── Records supplied

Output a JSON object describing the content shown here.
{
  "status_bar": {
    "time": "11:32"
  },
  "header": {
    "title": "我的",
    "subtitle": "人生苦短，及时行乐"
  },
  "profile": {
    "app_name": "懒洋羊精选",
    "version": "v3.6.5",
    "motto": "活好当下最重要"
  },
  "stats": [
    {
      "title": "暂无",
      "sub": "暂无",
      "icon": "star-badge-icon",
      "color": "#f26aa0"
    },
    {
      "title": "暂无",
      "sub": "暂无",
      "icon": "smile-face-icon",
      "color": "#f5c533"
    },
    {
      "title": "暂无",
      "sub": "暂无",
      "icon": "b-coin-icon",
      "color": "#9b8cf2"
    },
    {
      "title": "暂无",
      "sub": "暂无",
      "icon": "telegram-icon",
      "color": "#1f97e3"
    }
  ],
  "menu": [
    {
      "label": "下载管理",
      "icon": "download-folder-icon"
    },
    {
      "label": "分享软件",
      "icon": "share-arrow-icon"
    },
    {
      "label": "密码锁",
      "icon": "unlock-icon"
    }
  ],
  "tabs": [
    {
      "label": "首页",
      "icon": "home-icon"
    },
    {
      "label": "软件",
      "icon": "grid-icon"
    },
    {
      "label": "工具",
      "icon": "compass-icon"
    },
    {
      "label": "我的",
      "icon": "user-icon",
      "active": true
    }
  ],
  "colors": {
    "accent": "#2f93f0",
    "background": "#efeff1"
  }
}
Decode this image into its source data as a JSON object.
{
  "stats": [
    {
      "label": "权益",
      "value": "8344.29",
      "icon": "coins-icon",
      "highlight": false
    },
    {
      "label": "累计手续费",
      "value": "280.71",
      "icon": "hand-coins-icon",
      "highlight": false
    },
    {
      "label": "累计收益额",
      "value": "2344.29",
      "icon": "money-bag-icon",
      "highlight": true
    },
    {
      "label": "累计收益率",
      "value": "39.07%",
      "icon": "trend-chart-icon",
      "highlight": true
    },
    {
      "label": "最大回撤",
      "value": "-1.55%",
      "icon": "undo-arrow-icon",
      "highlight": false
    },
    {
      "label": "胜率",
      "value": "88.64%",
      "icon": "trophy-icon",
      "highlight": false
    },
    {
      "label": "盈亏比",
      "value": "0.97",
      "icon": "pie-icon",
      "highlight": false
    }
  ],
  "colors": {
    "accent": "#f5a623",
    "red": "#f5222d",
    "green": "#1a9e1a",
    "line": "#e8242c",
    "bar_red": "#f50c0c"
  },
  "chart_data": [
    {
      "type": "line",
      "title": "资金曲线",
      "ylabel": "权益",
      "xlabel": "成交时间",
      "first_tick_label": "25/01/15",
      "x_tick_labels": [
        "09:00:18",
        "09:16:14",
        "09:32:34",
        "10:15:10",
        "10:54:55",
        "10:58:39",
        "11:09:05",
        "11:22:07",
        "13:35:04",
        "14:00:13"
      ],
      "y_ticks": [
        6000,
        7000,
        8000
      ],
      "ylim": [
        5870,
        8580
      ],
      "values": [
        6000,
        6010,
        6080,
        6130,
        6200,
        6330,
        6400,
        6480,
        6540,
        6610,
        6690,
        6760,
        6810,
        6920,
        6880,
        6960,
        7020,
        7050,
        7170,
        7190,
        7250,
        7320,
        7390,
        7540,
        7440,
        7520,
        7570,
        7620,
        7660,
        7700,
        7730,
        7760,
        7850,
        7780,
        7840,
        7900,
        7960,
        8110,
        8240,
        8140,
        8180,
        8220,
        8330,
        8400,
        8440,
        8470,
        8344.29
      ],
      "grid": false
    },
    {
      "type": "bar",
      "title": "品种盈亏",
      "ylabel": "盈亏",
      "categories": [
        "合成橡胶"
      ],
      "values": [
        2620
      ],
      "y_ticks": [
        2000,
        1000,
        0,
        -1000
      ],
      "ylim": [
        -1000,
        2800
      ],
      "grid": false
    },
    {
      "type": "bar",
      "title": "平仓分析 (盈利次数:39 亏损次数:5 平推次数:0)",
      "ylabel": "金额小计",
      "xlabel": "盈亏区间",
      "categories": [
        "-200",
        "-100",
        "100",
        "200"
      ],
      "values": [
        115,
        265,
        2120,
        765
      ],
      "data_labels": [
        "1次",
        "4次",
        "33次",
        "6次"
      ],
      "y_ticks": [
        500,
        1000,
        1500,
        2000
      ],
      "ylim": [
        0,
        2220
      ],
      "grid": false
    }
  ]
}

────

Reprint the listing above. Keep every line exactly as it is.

▶ [Completed task]:
Output a JSON object describing the content shown here.
{
  "status_bar": {
    "time": "11:32"
  },
  "header": {
    "title": "我的",
    "subtitle": "人生苦短，及时行乐"
  },
  "profile": {
    "app_name": "懒洋羊精选",
    "version": "v3.6.5",
    "motto": "活好当下最重要"
  },
  "stats": [
    {
      "title": "暂无",
      "sub": "暂无",
      "icon": "star-badge-icon",
      "color": "#f26aa0"
    },
    {
      "title": "暂无",
      "sub": "暂无",
      "icon": "smile-face-icon",
      "color": "#f5c533"
    },
    {
      "title": "暂无",
      "sub": "暂无",
      "icon": "b-coin-icon",
      "color": "#9b8cf2"
    },
    {
      "title": "暂无",
      "sub": "暂无",
      "icon": "telegram-icon",
      "color": "#1f97e3"
    }
  ],
  "menu": [
    {
      "label": "下载管理",
      "icon": "download-folder-icon"
    },
    {
      "label": "分享软件",
      "icon": "share-arrow-icon"
    },
    {
      "label": "密码锁",
      "icon": "unlock-icon"
    }
  ],
  "tabs": [
    {
      "label": "首页",
      "icon": "home-icon"
    },
    {
      "label": "软件",
      "icon": "grid-icon"
    },
    {
      "label": "工具",
      "icon": "compass-icon"
    },
    {
      "label": "我的",
      "icon": "user-icon",
      "active": true
    }
  ],
  "colors": {
    "accent": "#2f93f0",
    "background": "#efeff1"
  }
}
Decode this image into its source data as a JSON object.
{
  "stats": [
    {
      "label": "权益",
      "value": "8344.29",
      "icon": "coins-icon",
      "highlight": false
    },
    {
      "label": "累计手续费",
      "value": "280.71",
      "icon": "hand-coins-icon",
      "highlight": false
    },
    {
      "label": "累计收益额",
      "value": "2344.29",
      "icon": "money-bag-icon",
      "highlight": true
    },
    {
      "label": "累计收益率",
      "value": "39.07%",
      "icon": "trend-chart-icon",
      "highlight": true
    },
    {
      "label": "最大回撤",
      "value": "-1.55%",
      "icon": "undo-arrow-icon",
      "highlight": false
    },
    {
      "label": "胜率",
      "value": "88.64%",
      "icon": "trophy-icon",
      "highlight": false
    },
    {
      "label": "盈亏比",
      "value": "0.97",
      "icon": "pie-icon",
      "highlight": false
    }
  ],
  "colors": {
    "accent": "#f5a623",
    "red": "#f5222d",
    "green": "#1a9e1a",
    "line": "#e8242c",
    "bar_red": "#f50c0c"
  },
  "chart_data": [
    {
      "type": "line",
      "title": "资金曲线",
      "ylabel": "权益",
      "xlabel": "成交时间",
      "first_tick_label": "25/01/15",
      "x_tick_labels": [
        "09:00:18",
        "09:16:14",
        "09:32:34",
        "10:15:10",
        "10:54:55",
        "10:58:39",
        "11:09:05",
        "11:22:07",
        "13:35:04",
        "14:00:13"
      ],
      "y_ticks": [
        6000,
        7000,
        8000
      ],
      "ylim": [
        5870,
        8580
      ],
      "values": [
        6000,
        6010,
        6080,
        6130,
        6200,
        6330,
        6400,
        6480,
        6540,
        6610,
        6690,
        6760,
        6810,
        6920,
        6880,
        6960,
        7020,
        7050,
        7170,
        7190,
        7250,
        7320,
        7390,
        7540,
        7440,
        7520,
        7570,
        7620,
        7660,
        7700,
        7730,
        7760,
        7850,
        7780,
        7840,
        7900,
        7960,
        8110,
        8240,
        8140,
        8180,
        8220,
        8330,
        8400,
        8440,
        8470,
        8344.29
      ],
      "grid": false
    },
    {
      "type": "bar",
      "title": "品种盈亏",
      "ylabel": "盈亏",
      "categories": [
        "合成橡胶"
      ],
      "values": [
        2620
      ],
      "y_ticks": [
        2000,
        1000,
        0,
        -1000
      ],
      "ylim": [
        -1000,
        2800
      ],
      "grid": false
    },
    {
      "type": "bar",
      "title": "平仓分析 (盈利次数:39 亏损次数:5 平推次数:0)",
      "ylabel": "金额小计",
      "xlabel": "盈亏区间",
      "categories": [
        "-200",
        "-100",
        "100",
        "200"
      ],
      "values": [
        115,
        265,
        2120,
        765
      ],
      "data_labels": [
        "1次",
        "4次",
        "33次",
        "6次"
      ],
      "y_ticks": [
        500,
        1000,
        1500,
        2000
      ],
      "ylim": [
        0,
        2220
      ],
      "grid": false
    }
  ]
}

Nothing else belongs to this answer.